━━━━━ Source data

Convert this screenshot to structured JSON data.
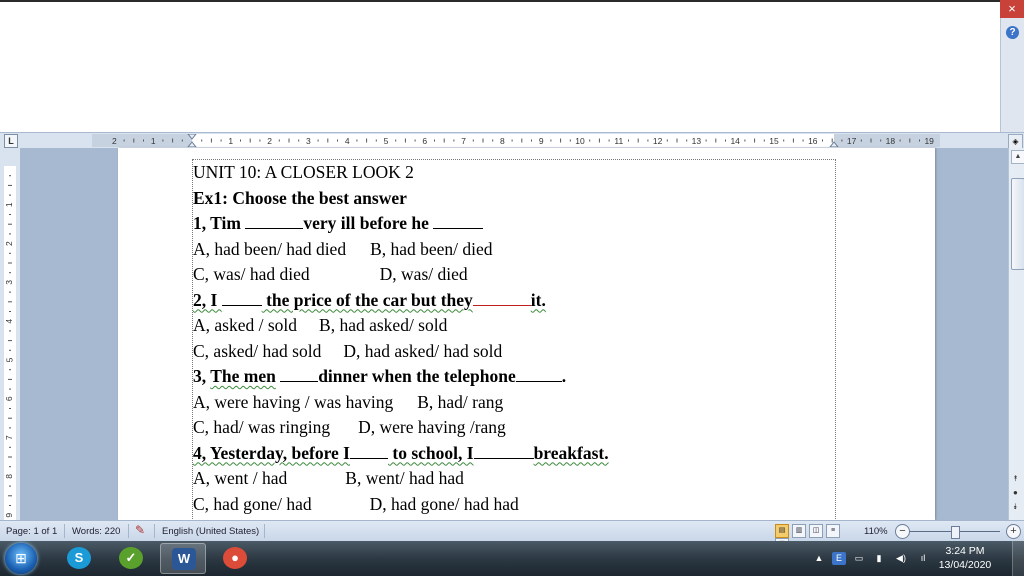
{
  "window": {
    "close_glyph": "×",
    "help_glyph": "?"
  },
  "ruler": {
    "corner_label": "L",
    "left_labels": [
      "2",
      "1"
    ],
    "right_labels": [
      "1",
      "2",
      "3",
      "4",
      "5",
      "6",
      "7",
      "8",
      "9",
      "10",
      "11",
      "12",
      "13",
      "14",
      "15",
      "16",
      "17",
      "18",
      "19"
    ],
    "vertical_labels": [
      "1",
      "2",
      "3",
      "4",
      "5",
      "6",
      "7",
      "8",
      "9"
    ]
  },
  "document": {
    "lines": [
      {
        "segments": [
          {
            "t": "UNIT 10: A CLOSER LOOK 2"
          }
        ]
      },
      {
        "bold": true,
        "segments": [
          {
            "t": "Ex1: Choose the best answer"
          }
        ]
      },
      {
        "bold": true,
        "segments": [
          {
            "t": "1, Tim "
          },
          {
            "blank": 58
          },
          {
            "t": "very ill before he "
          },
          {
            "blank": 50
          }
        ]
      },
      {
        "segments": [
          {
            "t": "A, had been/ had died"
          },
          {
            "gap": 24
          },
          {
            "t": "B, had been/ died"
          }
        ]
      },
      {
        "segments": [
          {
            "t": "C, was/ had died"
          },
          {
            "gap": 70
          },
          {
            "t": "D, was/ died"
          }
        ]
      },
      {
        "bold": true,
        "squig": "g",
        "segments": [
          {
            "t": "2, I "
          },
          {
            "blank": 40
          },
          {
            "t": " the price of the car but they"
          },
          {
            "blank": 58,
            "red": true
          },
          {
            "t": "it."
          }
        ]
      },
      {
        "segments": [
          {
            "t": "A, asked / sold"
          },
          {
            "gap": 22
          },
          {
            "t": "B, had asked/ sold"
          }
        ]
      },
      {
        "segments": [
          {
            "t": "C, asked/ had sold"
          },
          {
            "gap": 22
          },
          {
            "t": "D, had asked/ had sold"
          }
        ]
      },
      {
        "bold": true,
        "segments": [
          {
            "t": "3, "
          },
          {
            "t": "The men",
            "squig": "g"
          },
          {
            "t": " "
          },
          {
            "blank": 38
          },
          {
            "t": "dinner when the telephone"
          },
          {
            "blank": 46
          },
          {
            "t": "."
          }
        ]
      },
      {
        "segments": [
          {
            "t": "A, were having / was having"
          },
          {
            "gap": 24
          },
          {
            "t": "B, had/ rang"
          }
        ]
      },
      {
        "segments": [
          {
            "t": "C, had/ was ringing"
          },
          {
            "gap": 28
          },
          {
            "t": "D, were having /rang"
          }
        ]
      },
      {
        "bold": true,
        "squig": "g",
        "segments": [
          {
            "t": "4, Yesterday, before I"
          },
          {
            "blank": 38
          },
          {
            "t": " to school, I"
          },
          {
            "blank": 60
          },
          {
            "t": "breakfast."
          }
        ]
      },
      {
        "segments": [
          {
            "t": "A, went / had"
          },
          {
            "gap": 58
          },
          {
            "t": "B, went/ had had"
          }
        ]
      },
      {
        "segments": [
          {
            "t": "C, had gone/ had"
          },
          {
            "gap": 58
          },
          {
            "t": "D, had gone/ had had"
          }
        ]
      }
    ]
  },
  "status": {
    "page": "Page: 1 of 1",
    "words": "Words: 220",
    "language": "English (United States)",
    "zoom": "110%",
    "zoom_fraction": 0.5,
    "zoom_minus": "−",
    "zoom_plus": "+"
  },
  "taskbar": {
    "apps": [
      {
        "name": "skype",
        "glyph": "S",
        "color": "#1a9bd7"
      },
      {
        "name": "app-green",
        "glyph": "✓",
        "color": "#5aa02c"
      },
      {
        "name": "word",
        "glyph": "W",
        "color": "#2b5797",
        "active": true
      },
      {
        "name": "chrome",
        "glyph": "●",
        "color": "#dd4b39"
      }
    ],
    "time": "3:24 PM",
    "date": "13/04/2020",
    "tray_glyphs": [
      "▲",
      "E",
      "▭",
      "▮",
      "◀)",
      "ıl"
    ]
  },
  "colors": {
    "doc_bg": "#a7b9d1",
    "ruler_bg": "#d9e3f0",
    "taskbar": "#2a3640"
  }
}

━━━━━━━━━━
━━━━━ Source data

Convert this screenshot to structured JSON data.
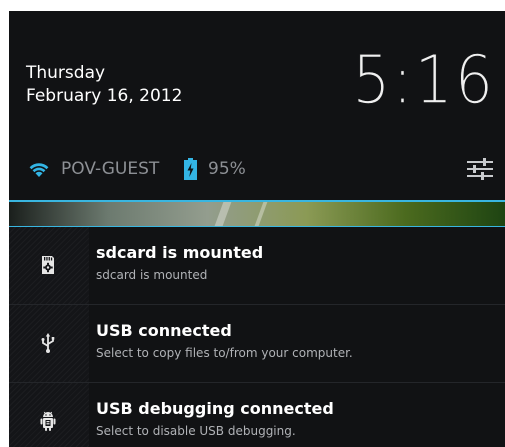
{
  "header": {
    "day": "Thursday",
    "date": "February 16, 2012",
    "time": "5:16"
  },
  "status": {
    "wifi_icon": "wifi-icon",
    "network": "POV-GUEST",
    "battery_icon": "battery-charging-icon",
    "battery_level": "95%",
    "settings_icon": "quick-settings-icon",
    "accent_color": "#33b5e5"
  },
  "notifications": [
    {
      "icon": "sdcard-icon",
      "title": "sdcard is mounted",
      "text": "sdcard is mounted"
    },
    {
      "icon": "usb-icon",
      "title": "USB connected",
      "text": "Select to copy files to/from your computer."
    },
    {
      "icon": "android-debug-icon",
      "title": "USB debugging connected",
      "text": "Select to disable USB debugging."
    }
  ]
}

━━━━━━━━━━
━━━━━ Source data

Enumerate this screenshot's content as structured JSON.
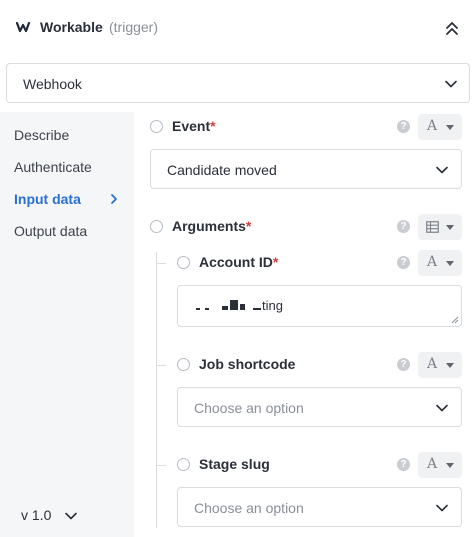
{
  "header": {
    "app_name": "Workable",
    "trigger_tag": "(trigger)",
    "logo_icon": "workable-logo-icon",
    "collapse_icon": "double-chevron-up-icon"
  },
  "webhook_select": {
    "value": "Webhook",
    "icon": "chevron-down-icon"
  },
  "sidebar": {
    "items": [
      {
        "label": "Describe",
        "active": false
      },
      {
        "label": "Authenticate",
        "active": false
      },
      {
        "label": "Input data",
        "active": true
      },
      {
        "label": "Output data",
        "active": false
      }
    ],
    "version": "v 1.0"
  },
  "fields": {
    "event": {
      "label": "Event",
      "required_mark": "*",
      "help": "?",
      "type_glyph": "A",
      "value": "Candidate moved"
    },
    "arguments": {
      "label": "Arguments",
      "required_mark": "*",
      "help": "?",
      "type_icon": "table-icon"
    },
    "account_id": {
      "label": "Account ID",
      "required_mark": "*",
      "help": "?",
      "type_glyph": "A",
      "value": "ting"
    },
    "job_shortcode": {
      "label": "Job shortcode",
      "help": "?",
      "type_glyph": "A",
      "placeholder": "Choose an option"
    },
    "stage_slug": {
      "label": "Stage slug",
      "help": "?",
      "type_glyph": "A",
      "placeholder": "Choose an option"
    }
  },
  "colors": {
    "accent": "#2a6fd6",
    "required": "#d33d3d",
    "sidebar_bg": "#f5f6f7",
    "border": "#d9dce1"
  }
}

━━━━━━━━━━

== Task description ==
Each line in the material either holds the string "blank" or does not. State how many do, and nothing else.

== Task response ==
8